Twice a year, hundreds of bird species migrate more than 3,000 miles from northern Canada to the Gulf of Mexico and central America. Research partnerships like the Migratory Bird Explorer allow us to collect tracking data covering all 3,000 of those miles.
Scientists like Stephen Brenner, Audubon Great Plains Avian Biologist, use multiple methods to track individual birds and map migratory patterns. The most accurate way to track animals is with a GPS tracking device, but these are often expensive and only work with a limited number of larger species. New innovations using some of the oldest tracking technology has opened up exciting new avenues for unprecedented research into amazing animal migrations.
Motus – Latin for ‘movement’ – is a radio telemetry tracking system that collects data on individual animals whenever a tracking device comes within range of a receiver. Information is collected and managed in a centralized database so that device tags can be detected wherever the animal travels. This requires that researchers coordinate and share their data, ideal for developing accurate maps of migrations and travel over time.
This network is especially valuable for many migratory species that are too small to carry GPS devices, like sparrows, thrushes, and warblers.
There are more than 1,500 Motus receiver stations globally. Almost 38,000 animals representing 317 species, mostly birds, have been tracked using Motus, according to the American Bird Conservatory.
Audubon’s Migratory Bird Explorer maps all kinds of animal tracking data from Prince Charles Island in Canada to the southern border of Chile and Argentina. We can track animals like Whooping Cranes from their journey from Alison Bay, Alberta Canada, through Rowe Sanctuary, to Audubon’s Coastal Islands Sanctuary in Texas. We can also track smaller species from the Motus network with equally impressive migrations, like the Veery, traveling from southern British Columbia through Rowe Sanctuary to complete its journey in southern Panama.

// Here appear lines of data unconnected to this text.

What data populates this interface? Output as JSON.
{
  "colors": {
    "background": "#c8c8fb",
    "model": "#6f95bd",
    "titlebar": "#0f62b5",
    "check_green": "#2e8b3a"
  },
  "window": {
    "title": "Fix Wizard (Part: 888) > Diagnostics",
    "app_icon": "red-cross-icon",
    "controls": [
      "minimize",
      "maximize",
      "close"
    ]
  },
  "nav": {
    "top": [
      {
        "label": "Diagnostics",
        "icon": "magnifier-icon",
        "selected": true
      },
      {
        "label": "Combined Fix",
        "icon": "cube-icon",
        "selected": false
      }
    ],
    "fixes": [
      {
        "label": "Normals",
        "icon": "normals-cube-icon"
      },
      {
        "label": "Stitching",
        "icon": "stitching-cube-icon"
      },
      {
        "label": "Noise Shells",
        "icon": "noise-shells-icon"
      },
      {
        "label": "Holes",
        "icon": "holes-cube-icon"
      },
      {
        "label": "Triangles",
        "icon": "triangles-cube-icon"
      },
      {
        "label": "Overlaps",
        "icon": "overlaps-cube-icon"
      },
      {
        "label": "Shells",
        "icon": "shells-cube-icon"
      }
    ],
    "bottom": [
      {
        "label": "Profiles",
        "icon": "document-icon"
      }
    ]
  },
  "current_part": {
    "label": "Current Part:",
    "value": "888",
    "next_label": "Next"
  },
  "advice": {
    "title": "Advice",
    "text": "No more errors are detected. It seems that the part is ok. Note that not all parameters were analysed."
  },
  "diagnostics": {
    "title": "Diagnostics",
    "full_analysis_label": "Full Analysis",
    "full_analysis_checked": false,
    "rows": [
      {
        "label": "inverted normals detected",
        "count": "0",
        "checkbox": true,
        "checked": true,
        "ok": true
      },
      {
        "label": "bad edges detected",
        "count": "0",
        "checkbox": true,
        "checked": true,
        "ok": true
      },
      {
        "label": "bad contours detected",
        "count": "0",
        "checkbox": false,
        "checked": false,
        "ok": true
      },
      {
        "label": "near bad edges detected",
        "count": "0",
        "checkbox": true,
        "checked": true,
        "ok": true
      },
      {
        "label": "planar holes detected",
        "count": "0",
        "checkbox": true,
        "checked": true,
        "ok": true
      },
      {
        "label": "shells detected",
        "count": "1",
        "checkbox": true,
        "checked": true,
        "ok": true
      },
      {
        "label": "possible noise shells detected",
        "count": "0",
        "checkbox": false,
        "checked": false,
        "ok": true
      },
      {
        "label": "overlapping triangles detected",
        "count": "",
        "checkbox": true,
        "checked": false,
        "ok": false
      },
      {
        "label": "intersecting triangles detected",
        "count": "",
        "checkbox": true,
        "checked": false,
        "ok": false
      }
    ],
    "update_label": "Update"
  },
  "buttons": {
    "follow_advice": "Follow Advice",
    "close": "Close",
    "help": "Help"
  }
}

This is why having a hemispheric network matters: migratory birds need safe places throughout their thousand-mile journeys.